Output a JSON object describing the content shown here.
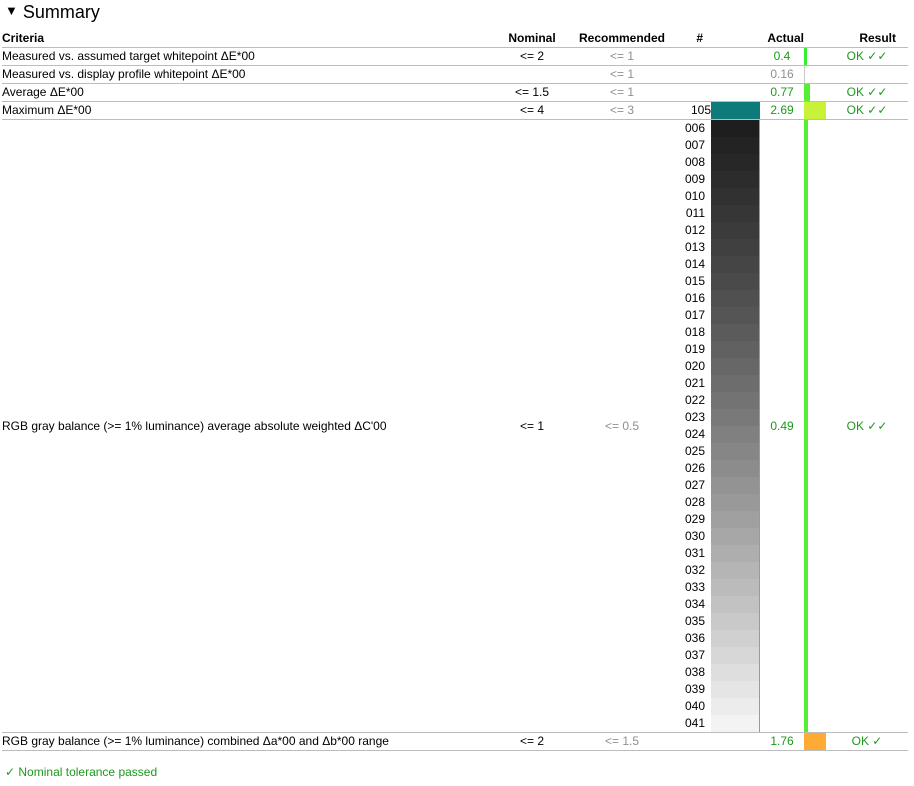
{
  "summary": {
    "title": "Summary",
    "expanded": true
  },
  "headers": {
    "criteria": "Criteria",
    "nominal": "Nominal",
    "recommended": "Recommended",
    "number": "#",
    "actual": "Actual",
    "result": "Result"
  },
  "rows": [
    {
      "criteria": "Measured vs. assumed target whitepoint ΔE*00",
      "nominal": "<= 2",
      "recommended": "<= 1",
      "number": "",
      "actual": "0.4",
      "actual_color": "#1b9a1b",
      "result": "OK ✓✓",
      "bar_color": "#33ee33",
      "bar_fraction": 0.15,
      "patch_color": ""
    },
    {
      "criteria": "Measured vs. display profile whitepoint ΔE*00",
      "nominal": "",
      "recommended": "<= 1",
      "number": "",
      "actual": "0.16",
      "actual_color": "#8f8f8f",
      "result": "",
      "bar_color": "#c8c8c8",
      "bar_fraction": 0.06,
      "patch_color": ""
    },
    {
      "criteria": "Average ΔE*00",
      "nominal": "<= 1.5",
      "recommended": "<= 1",
      "number": "",
      "actual": "0.77",
      "actual_color": "#1b9a1b",
      "result": "OK ✓✓",
      "bar_color": "#55ee33",
      "bar_fraction": 0.29,
      "patch_color": ""
    },
    {
      "criteria": "Maximum ΔE*00",
      "nominal": "<= 4",
      "recommended": "<= 3",
      "number": "105",
      "actual": "2.69",
      "actual_color": "#1b9a1b",
      "result": "OK ✓✓",
      "bar_color": "#c8f23a",
      "bar_fraction": 1.0,
      "patch_color": "#0e7b7b"
    }
  ],
  "gray_balance": {
    "criteria": "RGB gray balance (>= 1% luminance) average absolute weighted ΔC'00",
    "nominal": "<= 1",
    "recommended": "<= 0.5",
    "actual": "0.49",
    "result": "OK ✓✓",
    "bar_color": "#55ee33",
    "bar_fraction": 0.18,
    "patches": [
      {
        "id": "006",
        "color": "#1e1e1e"
      },
      {
        "id": "007",
        "color": "#232323"
      },
      {
        "id": "008",
        "color": "#272727"
      },
      {
        "id": "009",
        "color": "#2c2c2c"
      },
      {
        "id": "010",
        "color": "#313131"
      },
      {
        "id": "011",
        "color": "#363636"
      },
      {
        "id": "012",
        "color": "#3b3b3b"
      },
      {
        "id": "013",
        "color": "#404040"
      },
      {
        "id": "014",
        "color": "#454545"
      },
      {
        "id": "015",
        "color": "#4a4a4a"
      },
      {
        "id": "016",
        "color": "#505050"
      },
      {
        "id": "017",
        "color": "#555555"
      },
      {
        "id": "018",
        "color": "#5b5b5b"
      },
      {
        "id": "019",
        "color": "#616161"
      },
      {
        "id": "020",
        "color": "#676767"
      },
      {
        "id": "021",
        "color": "#6d6d6d"
      },
      {
        "id": "022",
        "color": "#737373"
      },
      {
        "id": "023",
        "color": "#797979"
      },
      {
        "id": "024",
        "color": "#808080"
      },
      {
        "id": "025",
        "color": "#868686"
      },
      {
        "id": "026",
        "color": "#8c8c8c"
      },
      {
        "id": "027",
        "color": "#939393"
      },
      {
        "id": "028",
        "color": "#999999"
      },
      {
        "id": "029",
        "color": "#a0a0a0"
      },
      {
        "id": "030",
        "color": "#a7a7a7"
      },
      {
        "id": "031",
        "color": "#aeaeae"
      },
      {
        "id": "032",
        "color": "#b5b5b5"
      },
      {
        "id": "033",
        "color": "#bbbbbb"
      },
      {
        "id": "034",
        "color": "#c2c2c2"
      },
      {
        "id": "035",
        "color": "#c9c9c9"
      },
      {
        "id": "036",
        "color": "#d0d0d0"
      },
      {
        "id": "037",
        "color": "#d7d7d7"
      },
      {
        "id": "038",
        "color": "#dedede"
      },
      {
        "id": "039",
        "color": "#e5e5e5"
      },
      {
        "id": "040",
        "color": "#ececec"
      },
      {
        "id": "041",
        "color": "#f3f3f3"
      }
    ]
  },
  "combined_range": {
    "criteria": "RGB gray balance (>= 1% luminance) combined Δa*00 and Δb*00 range",
    "nominal": "<= 2",
    "recommended": "<= 1.5",
    "actual": "1.76",
    "result": "OK ✓",
    "bar_color": "#ffaa33",
    "bar_fraction": 1.0
  },
  "footer": {
    "status": "✓ Nominal tolerance passed"
  }
}
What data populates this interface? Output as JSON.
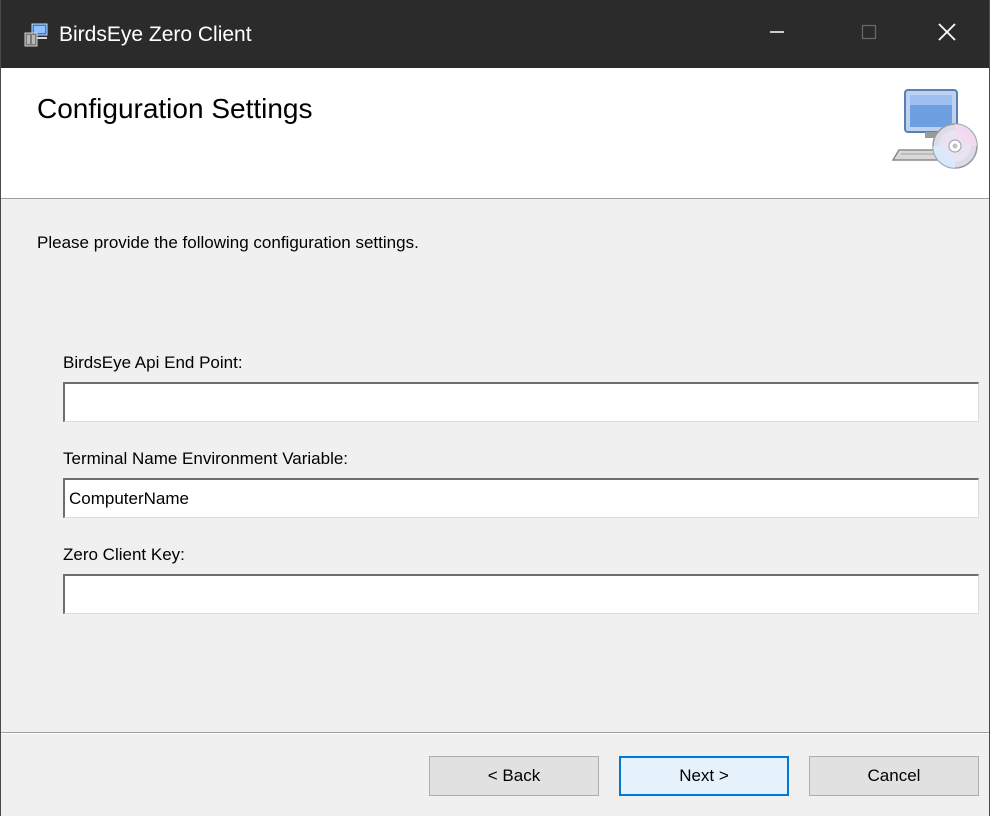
{
  "window": {
    "title": "BirdsEye Zero Client",
    "controls": {
      "minimize_icon": "minimize-icon",
      "maximize_icon": "maximize-icon",
      "close_icon": "close-icon"
    }
  },
  "banner": {
    "title": "Configuration Settings",
    "icon": "computer-cd-icon"
  },
  "body": {
    "intro": "Please provide the following configuration settings.",
    "fields": [
      {
        "label": "BirdsEye Api End Point:",
        "value": ""
      },
      {
        "label": "Terminal Name Environment Variable:",
        "value": "ComputerName"
      },
      {
        "label": "Zero Client Key:",
        "value": ""
      }
    ]
  },
  "buttons": {
    "back": "< Back",
    "next": "Next >",
    "cancel": "Cancel"
  },
  "colors": {
    "titlebar": "#2b2b2b",
    "dialog_background": "#f0f0f0",
    "banner_background": "#ffffff",
    "default_button_accent": "#0078d7"
  }
}
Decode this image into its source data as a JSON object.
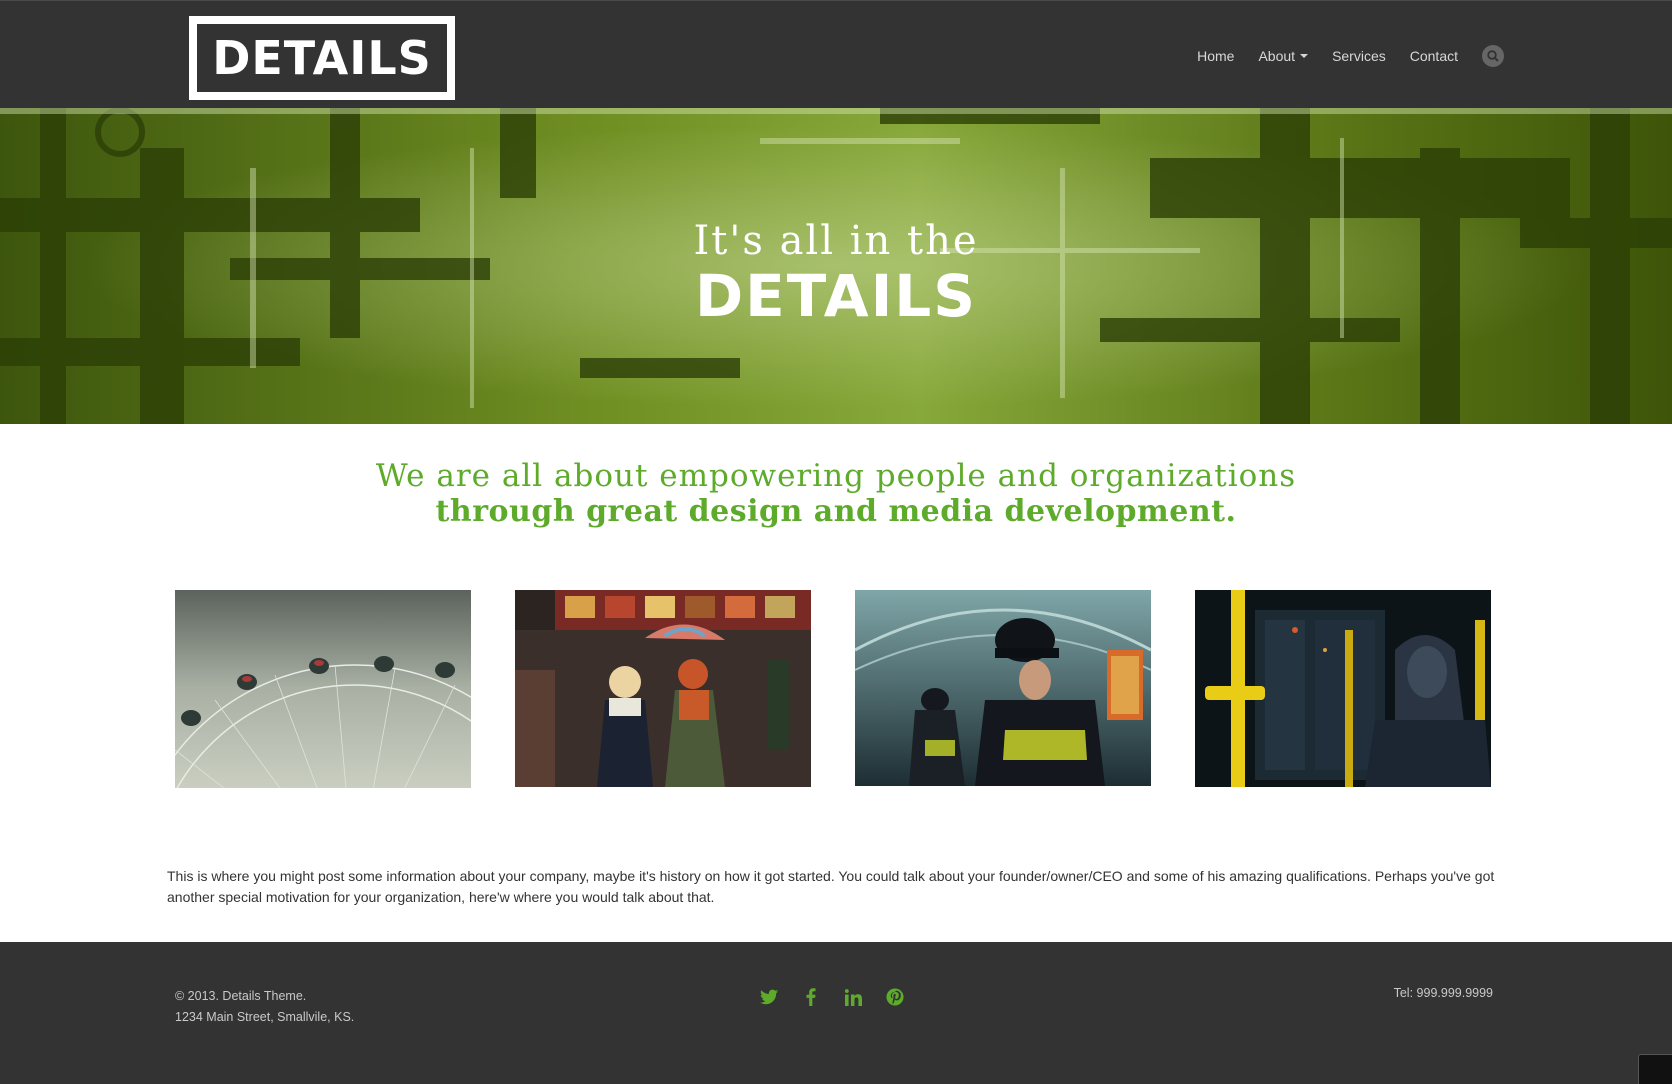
{
  "header": {
    "logo_text": "DETAILS",
    "nav": [
      {
        "label": "Home"
      },
      {
        "label": "About"
      },
      {
        "label": "Services"
      },
      {
        "label": "Contact"
      }
    ],
    "search_icon": "search-icon"
  },
  "hero": {
    "line1": "It's all in the",
    "line2": "DETAILS"
  },
  "tagline": {
    "line1": "We are all about empowering people and organizations",
    "line2": "through great design and media development."
  },
  "about_text": "This is where you might post some information about your company, maybe it's history on how it got started. You could talk about your founder/owner/CEO and some of his amazing qualifications. Perhaps you've got another special motivation for your organization, here'w where you would talk about that.",
  "footer": {
    "copyright": "© 2013. Details Theme.",
    "address": "1234 Main Street, Smallvile, KS.",
    "phone": "Tel: 999.999.9999",
    "social_icons": [
      "twitter-icon",
      "facebook-icon",
      "linkedin-icon",
      "pinterest-icon"
    ]
  },
  "colors": {
    "header_bg": "#333333",
    "accent_green": "#5eab2c",
    "hero_green": "#5b7a1a",
    "nav_text": "#d7d7d7"
  }
}
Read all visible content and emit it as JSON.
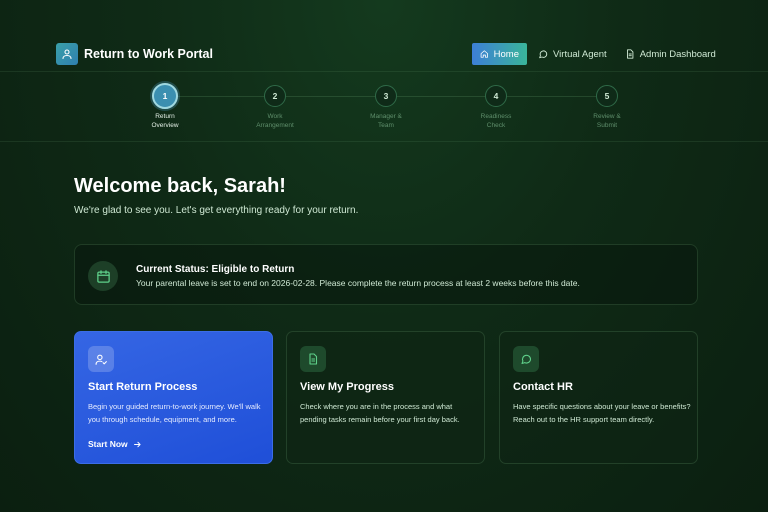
{
  "header": {
    "brand_title": "Return to Work Portal",
    "brand_icon": "user-icon",
    "nav": [
      {
        "label": "Home",
        "icon": "home-icon",
        "active": true
      },
      {
        "label": "Virtual Agent",
        "icon": "chat-bubble-icon",
        "active": false
      },
      {
        "label": "Admin Dashboard",
        "icon": "document-icon",
        "active": false
      }
    ]
  },
  "stepper": {
    "steps": [
      {
        "number": "1",
        "line1": "Return",
        "line2": "Overview",
        "active": true
      },
      {
        "number": "2",
        "line1": "Work",
        "line2": "Arrangement",
        "active": false
      },
      {
        "number": "3",
        "line1": "Manager &",
        "line2": "Team",
        "active": false
      },
      {
        "number": "4",
        "line1": "Readiness",
        "line2": "Check",
        "active": false
      },
      {
        "number": "5",
        "line1": "Review &",
        "line2": "Submit",
        "active": false
      }
    ]
  },
  "welcome": {
    "title": "Welcome back, Sarah!",
    "subtitle": "We're glad to see you. Let's get everything ready for your return."
  },
  "status": {
    "icon": "calendar-icon",
    "title": "Current Status: Eligible to Return",
    "text": "Your parental leave is set to end on 2026-02-28. Please complete the return process at least 2 weeks before this date."
  },
  "cards": [
    {
      "icon": "user-check-icon",
      "title": "Start Return Process",
      "text": "Begin your guided return-to-work journey. We'll walk you through schedule, equipment, and more.",
      "link": "Start Now"
    },
    {
      "icon": "document-icon",
      "title": "View My Progress",
      "text": "Check where you are in the process and what pending tasks remain before your first day back."
    },
    {
      "icon": "chat-bubble-icon",
      "title": "Contact HR",
      "text": "Have specific questions about your leave or benefits? Reach out to the HR support team directly."
    }
  ],
  "colors": {
    "background": "#0f2a16",
    "accent_blue": "#2456dc",
    "accent_teal": "#3ab59a",
    "active_step": "#3b8fb0"
  }
}
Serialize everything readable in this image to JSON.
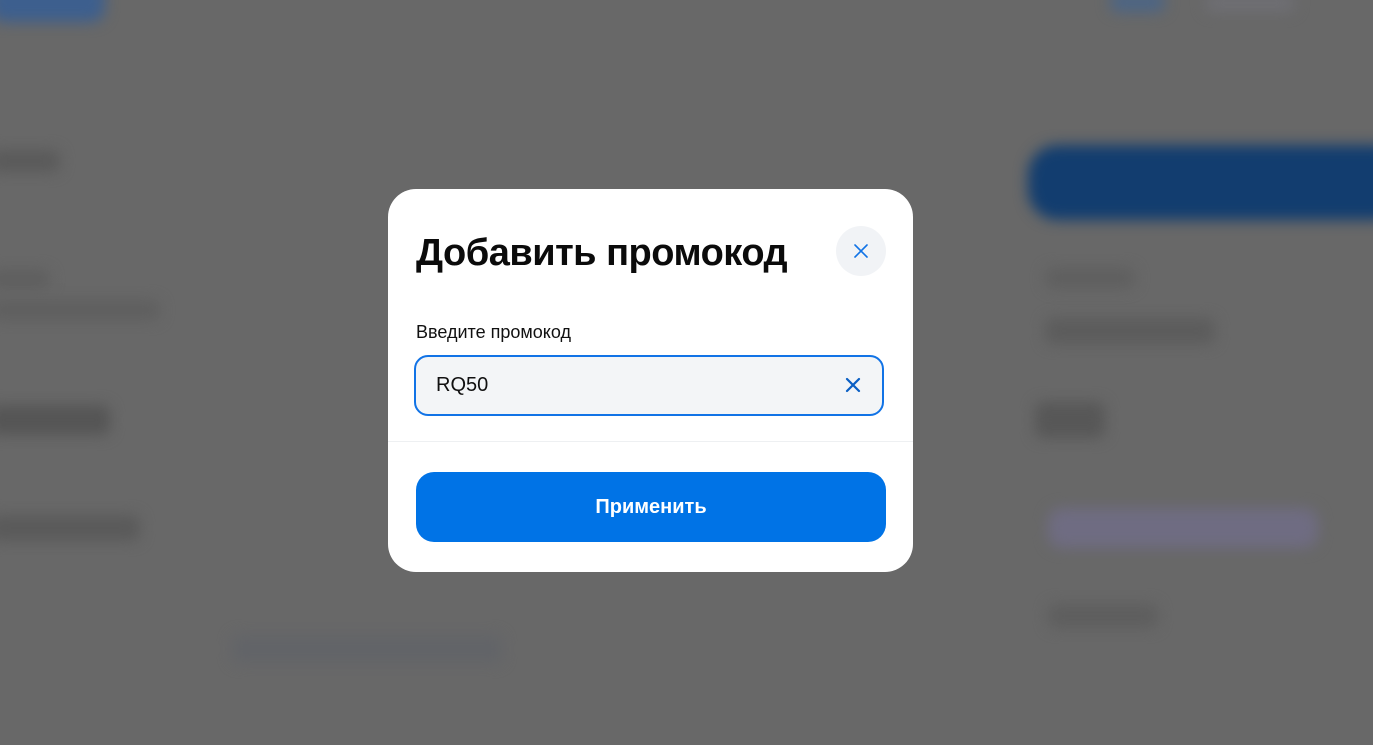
{
  "modal": {
    "title": "Добавить промокод",
    "close_icon": "close-icon",
    "field_label": "Введите промокод",
    "promo_value": "RQ50",
    "clear_icon": "clear-icon",
    "apply_label": "Применить"
  },
  "colors": {
    "accent": "#0073e6",
    "input_border": "#1173e6",
    "overlay": "#686868"
  }
}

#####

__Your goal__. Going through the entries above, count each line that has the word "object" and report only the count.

__Exercise result__. 2